- _Source data_
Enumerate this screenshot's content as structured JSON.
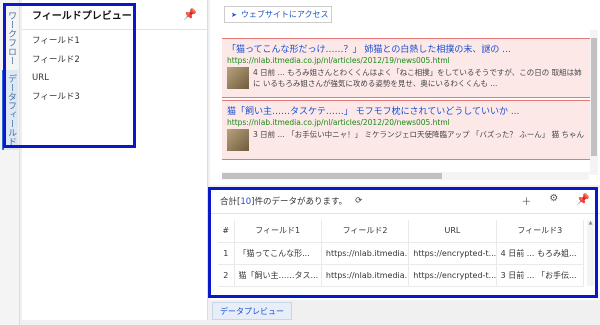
{
  "vertical_tabs": [
    {
      "label": "ワークフロー"
    },
    {
      "label": "データフィールド"
    }
  ],
  "field_panel": {
    "title": "フィールドプレビュー",
    "pin_icon": "pin-icon",
    "fields": [
      "フィールド1",
      "フィールド2",
      "URL",
      "フィールド3"
    ]
  },
  "web_preview": {
    "access_button": "ウェブサイトにアクセス",
    "results": [
      {
        "title": "「猫ってこんな形だっけ……？」 姉猫との白熱した相撲の末、謎の ...",
        "url": "https://nlab.itmedia.co.jp/nl/articles/2012/19/news005.html",
        "snippet_line1": "4 日前 ... もろみ姐さんとわくくんはよく「ねこ相撲」をしているそうですが、この日の 取組は姉",
        "snippet_line2": "に いるもろみ姐さんが強気に攻める姿勢を見せ、奥にいるわくくんも ..."
      },
      {
        "title": "猫「飼い主……タスケテ……」 モフモフ枕にされていどうしていいか ...",
        "url": "https://nlab.itmedia.co.jp/nl/articles/2012/20/news005.html",
        "snippet_line1": "3 日前 ... 「お手伝い中ニャ！」 ミケランジェロ天使降臨アップ 「バズった？ ふーん」 猫 ちゃん",
        "snippet_line2": ""
      }
    ]
  },
  "data_panel": {
    "count_prefix": "合計[",
    "count_value": "10",
    "count_suffix": "]件のデータがあります。",
    "columns": [
      "#",
      "フィールド1",
      "フィールド2",
      "URL",
      "フィールド3"
    ],
    "rows": [
      [
        "1",
        "「猫ってこんな形...",
        "https://nlab.itmedia...",
        "https://encrypted-t...",
        "4 日前 ... もろみ姐..."
      ],
      [
        "2",
        "猫「飼い主……タス...",
        "https://nlab.itmedia...",
        "https://encrypted-t...",
        "3 日前 ... 「お手伝..."
      ]
    ]
  },
  "bottom_tab": {
    "label": "データプレビュー"
  }
}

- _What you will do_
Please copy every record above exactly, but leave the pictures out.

- _Solution_
Enumerate this screenshot's content as structured JSON.
{
  "vertical_tabs": [
    {
      "label": "ワークフロー"
    },
    {
      "label": "データフィールド"
    }
  ],
  "field_panel": {
    "title": "フィールドプレビュー",
    "pin_icon": "pin-icon",
    "fields": [
      "フィールド1",
      "フィールド2",
      "URL",
      "フィールド3"
    ]
  },
  "web_preview": {
    "access_button": "ウェブサイトにアクセス",
    "results": [
      {
        "title": "「猫ってこんな形だっけ……？」 姉猫との白熱した相撲の末、謎の ...",
        "url": "https://nlab.itmedia.co.jp/nl/articles/2012/19/news005.html",
        "snippet_line1": "4 日前 ... もろみ姐さんとわくくんはよく「ねこ相撲」をしているそうですが、この日の 取組は姉",
        "snippet_line2": "に いるもろみ姐さんが強気に攻める姿勢を見せ、奥にいるわくくんも ..."
      },
      {
        "title": "猫「飼い主……タスケテ……」 モフモフ枕にされていどうしていいか ...",
        "url": "https://nlab.itmedia.co.jp/nl/articles/2012/20/news005.html",
        "snippet_line1": "3 日前 ... 「お手伝い中ニャ！」 ミケランジェロ天使降臨アップ 「バズった？ ふーん」 猫 ちゃん",
        "snippet_line2": ""
      }
    ]
  },
  "data_panel": {
    "count_prefix": "合計[",
    "count_value": "10",
    "count_suffix": "]件のデータがあります。",
    "columns": [
      "#",
      "フィールド1",
      "フィールド2",
      "URL",
      "フィールド3"
    ],
    "rows": [
      [
        "1",
        "「猫ってこんな形...",
        "https://nlab.itmedia...",
        "https://encrypted-t...",
        "4 日前 ... もろみ姐..."
      ],
      [
        "2",
        "猫「飼い主……タス...",
        "https://nlab.itmedia...",
        "https://encrypted-t...",
        "3 日前 ... 「お手伝..."
      ]
    ]
  },
  "bottom_tab": {
    "label": "データプレビュー"
  }
}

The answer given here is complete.